So back to the “Take a deep breath part”. While I was getting the Standard of Care therapy, I had a chance to devour several books, etc regarding alternative and integrative cancer therapies. I’m not suggesting that any of these therapies are right for you. What is right for you is to do your research.
Know the success rate of any therapy you are considering. Most chemo will extend your life a couple of months and may even give you remission for a while but it’s not that simple.
Change your diet. Unless you are vegan, going to a plant-based diet is recommended regardless of any other therapy you choose. Don’t try to do it all at once. Baby steps. This is the hardest thing to do.
Discuss your thoughts with your family or a close friend who maybe has gone through cancer treatment but understand that whatever you do, it is YOUR decision, not theirs. Of course, their support will make a huge difference in the outcome.

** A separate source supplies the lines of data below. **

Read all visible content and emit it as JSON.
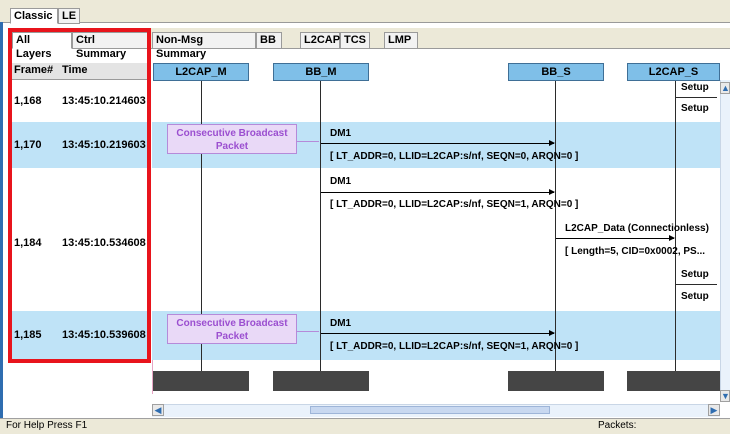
{
  "top_tabs": [
    {
      "label": "Classic",
      "active": true
    },
    {
      "label": "LE",
      "active": false
    }
  ],
  "sub_tabs": [
    {
      "label": "All Layers",
      "active": true
    },
    {
      "label": "Ctrl Summary",
      "active": false
    },
    {
      "label": "Non-Msg Summary",
      "active": false
    },
    {
      "label": "BB",
      "active": false
    },
    {
      "label": "L2CAP",
      "active": false
    },
    {
      "label": "TCS",
      "active": false
    },
    {
      "label": "LMP",
      "active": false
    }
  ],
  "columns": {
    "frame": "Frame#",
    "time": "Time"
  },
  "lifelines": [
    "L2CAP_M",
    "BB_M",
    "BB_S",
    "L2CAP_S"
  ],
  "rows": [
    {
      "frame": "1,168",
      "time": "13:45:10.214603"
    },
    {
      "frame": "1,170",
      "time": "13:45:10.219603"
    },
    {
      "frame": "1,184",
      "time": "13:45:10.534608"
    },
    {
      "frame": "1,185",
      "time": "13:45:10.539608"
    }
  ],
  "consecutive_label": [
    "Consecutive Broadcast",
    "Packet"
  ],
  "messages": [
    {
      "name": "DM1",
      "detail": "[ LT_ADDR=0, LLID=L2CAP:s/nf, SEQN=0, ARQN=0 ]"
    },
    {
      "name": "DM1",
      "detail": "[ LT_ADDR=0, LLID=L2CAP:s/nf, SEQN=1, ARQN=0 ]"
    },
    {
      "name": "L2CAP_Data (Connectionless)",
      "detail": "[ Length=5, CID=0x0002, PS..."
    },
    {
      "name": "DM1",
      "detail": "[ LT_ADDR=0, LLID=L2CAP:s/nf, SEQN=1, ARQN=0 ]"
    }
  ],
  "setup_label": "Setup",
  "status": {
    "help": "For Help Press F1",
    "packets": "Packets:"
  },
  "colors": {
    "highlight_border": "#e8141c",
    "header_blue": "#7fbfe8",
    "band_blue": "#bfe3f7",
    "consecutive_purple": "#9b4fd0"
  }
}
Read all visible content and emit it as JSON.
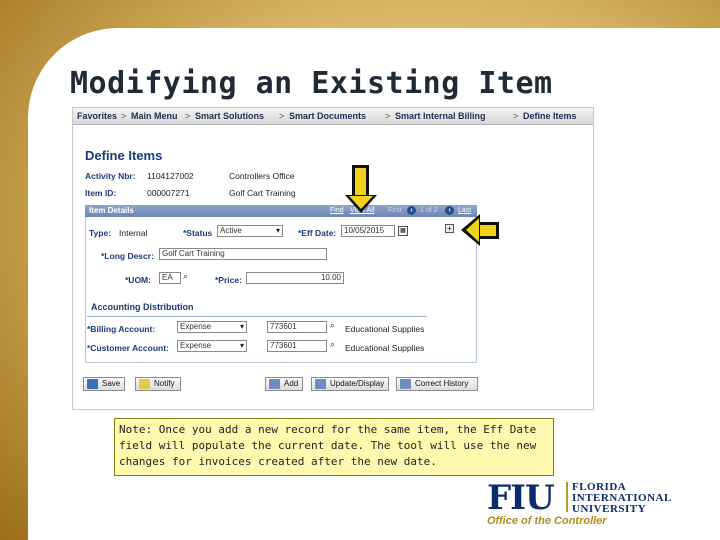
{
  "slide": {
    "title": "Modifying an Existing Item"
  },
  "nav": {
    "items": [
      "Favorites",
      "Main Menu",
      "Smart Solutions",
      "Smart Documents",
      "Smart Internal Billing",
      "Define Items"
    ],
    "separator": ">"
  },
  "form": {
    "page_title": "Define Items",
    "activity_label": "Activity Nbr:",
    "activity_value": "1104127002",
    "activity_desc": "Controllers Office",
    "item_label": "Item ID:",
    "item_value": "000007271",
    "item_desc": "Golf Cart Training",
    "section": {
      "title": "Item Details",
      "find": "Find",
      "view_all": "View All",
      "first": "First",
      "pager": "1 of 2",
      "last": "Last"
    },
    "type_label": "Type:",
    "type_value": "Internal",
    "status_label": "*Status",
    "status_value": "Active",
    "eff_date_label": "*Eff Date:",
    "eff_date_value": "10/05/2015",
    "long_descr_label": "*Long Descr:",
    "long_descr_value": "Golf Cart Training",
    "uom_label": "*UOM:",
    "uom_value": "EA",
    "price_label": "*Price:",
    "price_value": "10.00",
    "accounting_title": "Accounting Distribution",
    "billing_label": "*Billing Account:",
    "billing_type": "Expense",
    "billing_account": "773601",
    "billing_desc": "Educational Supplies",
    "customer_label": "*Customer Account:",
    "customer_type": "Expense",
    "customer_account": "773601",
    "customer_desc": "Educational Supplies"
  },
  "buttons": {
    "save": "Save",
    "notify": "Notify",
    "add": "Add",
    "update_display": "Update/Display",
    "correct_history": "Correct History"
  },
  "note": "Note: Once you add a new record for the same item, the Eff Date field will populate the current date. The tool will use the new changes for invoices created after the new date.",
  "logo": {
    "mark": "FIU",
    "line1": "FLORIDA",
    "line2": "INTERNATIONAL",
    "line3": "UNIVERSITY",
    "office": "Office of the Controller"
  },
  "colors": {
    "arrow_fill": "#f1d21a",
    "note_bg": "#fff9b0",
    "brand_blue": "#0b2b6b",
    "brand_gold": "#b08d1e"
  }
}
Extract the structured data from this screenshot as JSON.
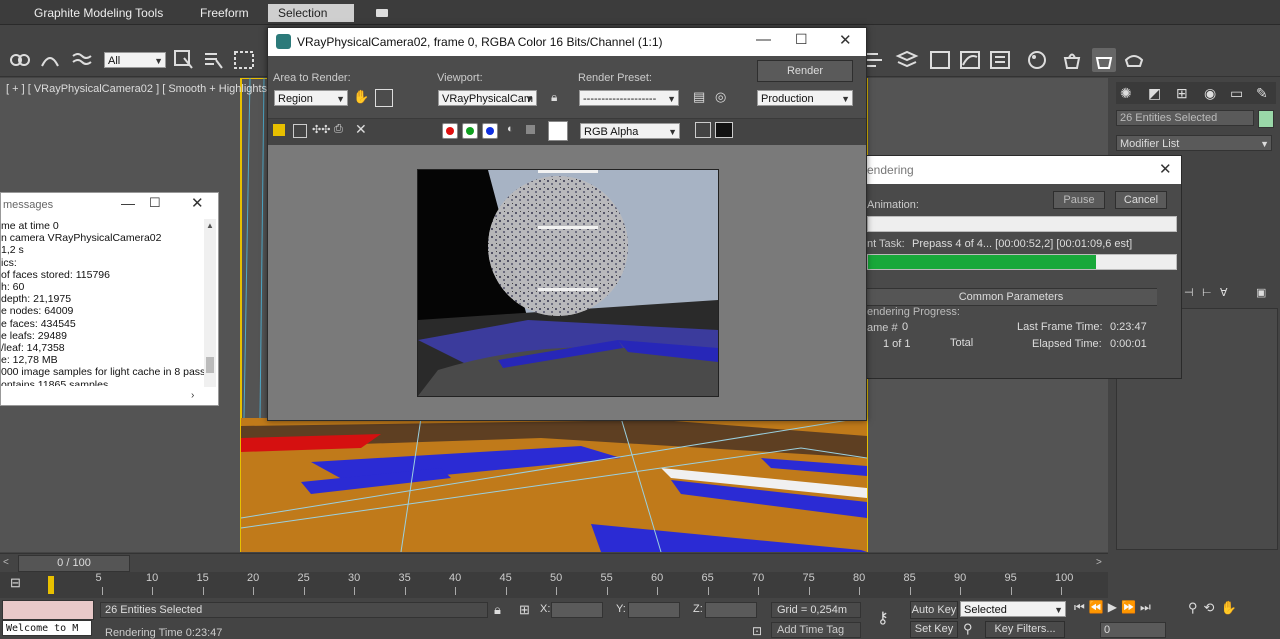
{
  "ribbon": {
    "tabs": [
      {
        "label": "Graphite Modeling Tools",
        "active": false
      },
      {
        "label": "Freeform",
        "active": false
      },
      {
        "label": "Selection",
        "active": true
      }
    ]
  },
  "toolbar": {
    "filter_select": "All",
    "layer_icon": "layers-icon"
  },
  "viewport": {
    "label": "[ + ] [ VRayPhysicalCamera02 ] [ Smooth + Highlights ]"
  },
  "frame_buffer": {
    "title": "VRayPhysicalCamera02, frame 0, RGBA Color 16 Bits/Channel (1:1)",
    "area_to_render_label": "Area to Render:",
    "area_to_render_value": "Region",
    "viewport_label": "Viewport:",
    "viewport_value": "VRayPhysicalCam",
    "render_preset_label": "Render Preset:",
    "render_preset_value": "--------------------",
    "render_button": "Render",
    "production_value": "Production",
    "channel_value": "RGB Alpha",
    "colors": {
      "red": "#e01010",
      "green": "#10a020",
      "blue": "#1030e0"
    }
  },
  "messages": {
    "title": "messages",
    "lines": [
      "me at time 0",
      "n camera VRayPhysicalCamera02",
      "1,2 s",
      "ics:",
      "of faces stored: 115796",
      "h: 60",
      "depth: 21,1975",
      "e nodes: 64009",
      "e faces: 434545",
      "e leafs: 29489",
      "/leaf: 14,7358",
      "e: 12,78 MB",
      "000 image samples for light cache in 8 passes.",
      "ontains 11865 samples."
    ]
  },
  "render_dialog": {
    "title": "endering",
    "animation_label": "Animation:",
    "pause_button": "Pause",
    "cancel_button": "Cancel",
    "task_label": "nt Task:",
    "task_value": "Prepass 4 of 4... [00:00:52,2] [00:01:09,6 est]",
    "task_progress": 0.74,
    "common_params": "Common Parameters",
    "rendering_progress": "endering Progress:",
    "frame_label": "ame #",
    "frame_value": "0",
    "of_value": "1 of 1",
    "total_label": "Total",
    "last_frame_label": "Last Frame Time:",
    "last_frame_value": "0:23:47",
    "elapsed_label": "Elapsed Time:",
    "elapsed_value": "0:00:01"
  },
  "command_panel": {
    "selection_field": "26 Entities Selected",
    "modifier_list": "Modifier List",
    "swatch_color": "#9ad7a8"
  },
  "timeline": {
    "slider_label": "0 / 100",
    "ticks": [
      "5",
      "10",
      "15",
      "20",
      "25",
      "30",
      "35",
      "40",
      "45",
      "50",
      "55",
      "60",
      "65",
      "70",
      "75",
      "80",
      "85",
      "90",
      "95",
      "100"
    ]
  },
  "statusbar": {
    "maxscript": "Welcome to M",
    "entities": "26 Entities Selected",
    "rendering_time": "Rendering Time  0:23:47",
    "x_label": "X:",
    "y_label": "Y:",
    "z_label": "Z:",
    "grid": "Grid = 0,254m",
    "auto_key": "Auto Key",
    "selected": "Selected",
    "set_key": "Set Key",
    "key_filters": "Key Filters...",
    "add_time_tag": "Add Time Tag",
    "frame_field": "0"
  }
}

Don’t be afraid to fire your doctor. If he/she isn’t “clicking” with you, find another.
Things you should read:
Hope 4 Cancer is my favorite and I’ve read it twice. In fact, it’s a good read even if you are healthy. The two most important “Key Principles” according to Dr Tony are nutrition and spiritual/emotional.
I currently am a patient at Hope 4 Cancer and I feel very comfortable there. Most of their patients are stage 3 and 4 cancer patients. However, Envita is another possibility and so are Dr. Coneally MD and many others. Warning! Most alternative therapies are out-of-pocket expenses. But, Blue Cross and United Health Care (not the medicare supplements) are starting to cover medical tourism. And, medical tourism is a tax write-off.
I’m happy to answer any questions at Theresalohmandnp@gmail.com.
God Bless you all and remember… Take A Deep Breath.
#cancer, #notadeathsentence, #takeadeepbreath